There is probably more at play than just squeamishness over equities. Unemployment, heavy student-debt loads and the effects of the housing crisis are probably also restraining young people.
“They experienced market volatility and job security issues very early in their careers, or watched their parents experience them,” Emily Pachuta, head of investor insights at UBS Wealth Management Americas, said in the UBS survey’s press release.
The share of 25- to 34-year-olds who were employed in April was 75.5 percent. That ratio hovered between 78 and 80 percent in the three years leading to the recession that began in December 2007, according to Labor Department data.
Almost 45 percent of 25-year-olds had student debt at the end of 2013, up from 25 percent in 2003, based on New York Fed data. The group’s average student loan balance reached $20,926, Meta Brown, a senior economist with the research and statistics group, wrote in a blog post yesterday. It was about $11,000 a decade ago.
College enrollment is also delaying workforce entry, leaving millennials with less to spend on housing and stocks.
“Wealth accumulation, building a nest egg, takes time,” said Richard Fry, an associate at Pew Research Center in Washington. “You need a high enough income to basically begin saving. Millennials, by delaying their entry into the workforce, are deferring building their nest-egg.”
The longer it takes, though, the less wealth will be accumulated.
“There’s potential for them to have a financial crisis later in life if they aren’t building up wealth at a higher rate now, when they have the chance,” UBS’s Scott said.

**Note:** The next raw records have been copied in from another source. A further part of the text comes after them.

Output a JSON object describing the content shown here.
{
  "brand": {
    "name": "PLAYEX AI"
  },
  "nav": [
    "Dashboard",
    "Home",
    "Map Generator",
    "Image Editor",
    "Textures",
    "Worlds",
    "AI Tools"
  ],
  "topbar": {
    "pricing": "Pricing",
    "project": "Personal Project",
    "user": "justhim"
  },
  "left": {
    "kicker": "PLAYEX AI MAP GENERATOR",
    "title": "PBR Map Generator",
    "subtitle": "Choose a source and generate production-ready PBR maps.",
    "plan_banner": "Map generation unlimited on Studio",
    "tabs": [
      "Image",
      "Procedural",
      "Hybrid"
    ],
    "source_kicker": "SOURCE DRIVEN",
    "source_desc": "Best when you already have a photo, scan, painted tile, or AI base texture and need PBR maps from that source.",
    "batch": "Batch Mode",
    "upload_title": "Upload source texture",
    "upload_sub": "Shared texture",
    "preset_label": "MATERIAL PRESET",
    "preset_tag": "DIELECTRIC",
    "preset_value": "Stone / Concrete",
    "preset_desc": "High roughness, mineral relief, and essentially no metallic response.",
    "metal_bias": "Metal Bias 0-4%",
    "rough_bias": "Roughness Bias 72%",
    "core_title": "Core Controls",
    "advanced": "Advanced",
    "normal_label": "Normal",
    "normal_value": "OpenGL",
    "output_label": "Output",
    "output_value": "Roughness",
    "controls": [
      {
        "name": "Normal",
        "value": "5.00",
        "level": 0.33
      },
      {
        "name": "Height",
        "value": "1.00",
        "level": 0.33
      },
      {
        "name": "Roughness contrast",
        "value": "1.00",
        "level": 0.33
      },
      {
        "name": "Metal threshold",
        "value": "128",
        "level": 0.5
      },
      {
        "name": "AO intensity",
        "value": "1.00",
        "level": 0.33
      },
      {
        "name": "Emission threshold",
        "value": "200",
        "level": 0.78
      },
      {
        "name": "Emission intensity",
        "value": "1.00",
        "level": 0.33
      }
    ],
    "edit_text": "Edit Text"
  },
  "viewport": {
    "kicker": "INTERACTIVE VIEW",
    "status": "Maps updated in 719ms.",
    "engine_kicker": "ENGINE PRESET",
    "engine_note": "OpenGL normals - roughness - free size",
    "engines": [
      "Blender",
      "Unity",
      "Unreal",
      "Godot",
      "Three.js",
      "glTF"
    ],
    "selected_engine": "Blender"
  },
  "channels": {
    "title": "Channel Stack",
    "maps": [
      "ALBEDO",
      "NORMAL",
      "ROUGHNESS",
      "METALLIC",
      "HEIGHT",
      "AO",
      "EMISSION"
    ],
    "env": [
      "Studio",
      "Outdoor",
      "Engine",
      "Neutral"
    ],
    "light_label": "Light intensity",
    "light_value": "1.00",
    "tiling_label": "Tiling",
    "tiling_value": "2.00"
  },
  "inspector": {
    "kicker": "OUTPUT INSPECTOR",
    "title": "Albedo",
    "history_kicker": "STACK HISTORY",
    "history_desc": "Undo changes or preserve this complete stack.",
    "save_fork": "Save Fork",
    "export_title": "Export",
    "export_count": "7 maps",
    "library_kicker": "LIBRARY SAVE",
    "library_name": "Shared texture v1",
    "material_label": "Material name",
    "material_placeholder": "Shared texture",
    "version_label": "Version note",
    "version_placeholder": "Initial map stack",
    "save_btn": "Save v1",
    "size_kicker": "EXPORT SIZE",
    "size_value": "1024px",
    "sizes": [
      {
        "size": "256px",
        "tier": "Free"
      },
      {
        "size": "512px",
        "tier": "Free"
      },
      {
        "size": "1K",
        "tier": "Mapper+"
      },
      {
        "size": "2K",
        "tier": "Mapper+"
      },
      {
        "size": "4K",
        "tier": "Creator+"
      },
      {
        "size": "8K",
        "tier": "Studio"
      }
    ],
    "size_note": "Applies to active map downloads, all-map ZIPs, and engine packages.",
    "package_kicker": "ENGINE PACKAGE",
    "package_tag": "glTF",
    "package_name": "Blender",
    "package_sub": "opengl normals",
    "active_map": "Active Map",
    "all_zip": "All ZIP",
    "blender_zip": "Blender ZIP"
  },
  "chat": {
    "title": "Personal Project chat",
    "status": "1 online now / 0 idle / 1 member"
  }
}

Someone putting $100 in the Standard and Poor’s 500 Index in 2003 would have had $260.69 by 2013, using Bloomberg calculations based on New York University data analysis. That compares to $117.71 for an investment in a 3-month Treasury bill, which has very little risk and therefore pays low interest. That said, the value of the $100 stock investment would have dipped below the value of the 3-month Treasury bill investment in 2008.
There’s still hope for today’s youngest investors because more employers are automatically enrolling workers in retirement plans, Pew’s Fry said. What’s more, housing is a more important wealth builder, he said.
Even here the news isn’t positive. Census figures show homeownership among America’s youngest buyers has also dropped, and private data show contributions to retirement plans like 401(k)s have also shifted away from stocks since the recession. In 2013, 20- to 29-year-olds had 41.1 percent of their defined contribution plan assets in equities, down from 62.4 percent in 2007, based on figures from Aon Hewitt, a global retirement and human-resources business based in Lincolnshire, Illinois.
For millennials, their conservative portfolios are one symptom of a wide-ranging fear of risk, demographer and economist Howe said. The generation was marked by a drop in teen pregnancies, teen drunk driving, and now that they’re adults fewer move away from their families or buy houses.
“Millennials were risk-averse before, and now they’re becoming more so,” Howe said in a May 8 presentation at the St. Louis Fed. “It’s fair to say that the Great Recession has totally dominated their view of the economy.”
To contact the reporter on this story: Jeanna Smialek in Washington at firstname.lastname@example.org